The American Heart Association no longer condemns eggs in its guidelines. But it does recommend that people limit themselves to 300 milligrams of cholesterol daily (a single egg has about 200 milligrams of cholesterol, as well as a mix of saturated and unsaturated fats, including the monounsaturated kind found in olive oil). The federal government, in its Dietary Guidelines for Americans, notes that eating an egg yolk per day “does not result in increased blood cholesterol levels, nor does it increase the risk of cardiovascular disease in healthy people.”

That is in line with what studies have shown. In one large study published in JAMA in 1999, researchers found that consuming five to six eggs weekly did not raise the risk of heart disease or stroke in healthy adults. (There was not enough data to assess the impact of eating more eggs weekly.) Another large study published last year in BMJ also found that for most people, an egg a day was not bad for the heart.

Dr. Frank Hu, a professor of nutrition and epidemiology at the Harvard School of Public Health and an author of both studies, said that large amounts of dietary cholesterol might lead to “small increases” in blood cholesterol. “However, beneficial nutrients such as protein, vitamin B12, riboflavin, folate and vitamin D that are contained in egg yolks may counter the effects of cholesterol.”

Dr. Hu said that eggs are a particularly good replacement for less healthful fare, like processed meats and refined carbohydrates. In fact, studies suggest that for most people, starting your day with a breakfast of scrambled eggs will have a better impact on your overall cholesterol profile than a bagel or a bowl of sugary cereal.

Andrew’s Recommendation:

On any given day, we have between 1,100 and 1,700 milligrams of cholesterol in our body. 25% of that comes from our diet, and 75% is produced inside of our bodies by the liver. Much of the cholesterol that’s found in food can’t be absorbed by our bodies, and most of the cholesterol in our gut was first synthesized in body cells and ended up in the gut via the liver and gall bladder.
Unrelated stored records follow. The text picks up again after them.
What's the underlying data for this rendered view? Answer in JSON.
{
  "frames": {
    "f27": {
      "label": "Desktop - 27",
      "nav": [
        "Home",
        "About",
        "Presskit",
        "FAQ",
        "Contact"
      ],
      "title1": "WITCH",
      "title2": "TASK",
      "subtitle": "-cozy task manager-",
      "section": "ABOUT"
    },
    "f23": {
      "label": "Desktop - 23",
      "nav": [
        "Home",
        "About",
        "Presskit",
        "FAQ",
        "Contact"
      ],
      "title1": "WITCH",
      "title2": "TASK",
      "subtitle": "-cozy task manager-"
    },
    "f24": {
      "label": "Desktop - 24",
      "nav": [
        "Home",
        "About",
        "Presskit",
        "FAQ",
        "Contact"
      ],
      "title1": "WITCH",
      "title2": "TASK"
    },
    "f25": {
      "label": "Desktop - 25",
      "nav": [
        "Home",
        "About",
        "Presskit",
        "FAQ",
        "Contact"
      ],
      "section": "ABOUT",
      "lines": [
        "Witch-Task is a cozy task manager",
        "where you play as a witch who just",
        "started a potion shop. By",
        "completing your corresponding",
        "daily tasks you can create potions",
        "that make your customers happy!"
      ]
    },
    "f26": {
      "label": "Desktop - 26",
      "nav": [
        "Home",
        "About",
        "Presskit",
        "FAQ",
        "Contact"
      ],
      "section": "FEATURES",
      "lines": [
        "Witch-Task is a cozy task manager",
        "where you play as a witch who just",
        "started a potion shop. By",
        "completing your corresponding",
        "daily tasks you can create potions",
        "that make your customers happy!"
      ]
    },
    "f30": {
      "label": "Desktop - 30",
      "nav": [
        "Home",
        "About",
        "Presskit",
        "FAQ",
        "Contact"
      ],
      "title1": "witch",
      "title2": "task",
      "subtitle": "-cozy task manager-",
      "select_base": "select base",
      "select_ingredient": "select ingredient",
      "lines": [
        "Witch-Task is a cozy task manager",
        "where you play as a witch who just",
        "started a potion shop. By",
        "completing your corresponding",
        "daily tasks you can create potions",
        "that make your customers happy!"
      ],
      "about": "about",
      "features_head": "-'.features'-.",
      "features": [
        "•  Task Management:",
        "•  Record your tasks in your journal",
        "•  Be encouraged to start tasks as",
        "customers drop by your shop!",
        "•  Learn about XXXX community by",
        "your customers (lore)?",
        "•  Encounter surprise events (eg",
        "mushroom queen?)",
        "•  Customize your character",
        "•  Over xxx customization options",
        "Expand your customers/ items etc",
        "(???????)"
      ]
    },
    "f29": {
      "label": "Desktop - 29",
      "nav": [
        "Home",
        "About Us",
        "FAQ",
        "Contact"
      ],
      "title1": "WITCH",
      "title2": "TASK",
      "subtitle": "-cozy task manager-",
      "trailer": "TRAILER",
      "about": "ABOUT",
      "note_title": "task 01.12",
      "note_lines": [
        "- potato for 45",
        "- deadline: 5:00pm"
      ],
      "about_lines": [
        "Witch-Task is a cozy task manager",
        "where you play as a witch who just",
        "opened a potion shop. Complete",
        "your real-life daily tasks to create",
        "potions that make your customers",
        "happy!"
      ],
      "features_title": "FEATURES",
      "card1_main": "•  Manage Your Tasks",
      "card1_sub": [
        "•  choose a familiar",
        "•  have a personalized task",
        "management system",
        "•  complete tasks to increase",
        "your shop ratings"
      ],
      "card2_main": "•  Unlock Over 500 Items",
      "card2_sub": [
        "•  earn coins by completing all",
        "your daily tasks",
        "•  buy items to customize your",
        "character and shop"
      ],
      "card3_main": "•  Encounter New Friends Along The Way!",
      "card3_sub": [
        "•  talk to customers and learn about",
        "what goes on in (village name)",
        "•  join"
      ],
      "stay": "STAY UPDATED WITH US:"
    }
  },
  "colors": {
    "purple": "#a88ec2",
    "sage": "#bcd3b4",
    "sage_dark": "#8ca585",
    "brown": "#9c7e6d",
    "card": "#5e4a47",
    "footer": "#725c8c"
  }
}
The body tightly regulates the amount of cholesterol in the blood by controlling internal production; when cholesterol intake in the diet goes down, the body makes more. When cholesterol intake in the diet goes up, the body makes less.

This explains why well-designed cholesterol feeding studies (where they feed volunteers 2-4 eggs a day and measure their cholesterol) show that dietary cholesterol has very little impact on blood cholesterol levels in about 75% of the population. The remaining 25% of the population are referred to as “hyper-responders”. In this group, dietary cholesterol does modestly increase both LDL (“bad cholesterol” and HDL (“good cholesterol”), but it does not affect the ratio of LDL to HDL or increase the risk of heart disease.

In other words, eating cholesterol isn’t going to give you a heart attack. You can ditch the egg-white omelettes and start eating yolks again. That’s a good thing, since all of the 13 essential nutrients eggs contain are found in the yolk. Egg yolks are an especially good source of choline, a B-vitamin that plays important roles in everything from neurotransmitter production to detoxification to maintenance of healthy cells. Studies show that up to 90% of Americans don’t get enough choline, which can lead to fatigue, insomnia, poor kidney function, memory problems and nerve-muscle imbalances.

Andrew is a co-owner of Fit Crew Bradenton. He attended Lansing Community College before beginning the Blue Heron Academy for Exercise Science and has more than 10 years experience as a trainer. He has a background in holistic health and wellness and is a Functional Diagnostic Nutritionist. He is the nutritionist for the Colombian Davis Cup Team and has provided nutrition programming to a multitude of professional athletes. He was featured on the CNN HLN Daily Share for his client’s 62 pound weight loss and the recipient of the 2013 and 2015 Bradenton Herald’s Best of Bradenton in the Nutritionist category. He is certified by the American Council on Exercise (ACE), the American College of Sports Medicine (ACSM) and the USAW as a strength and conditioning coach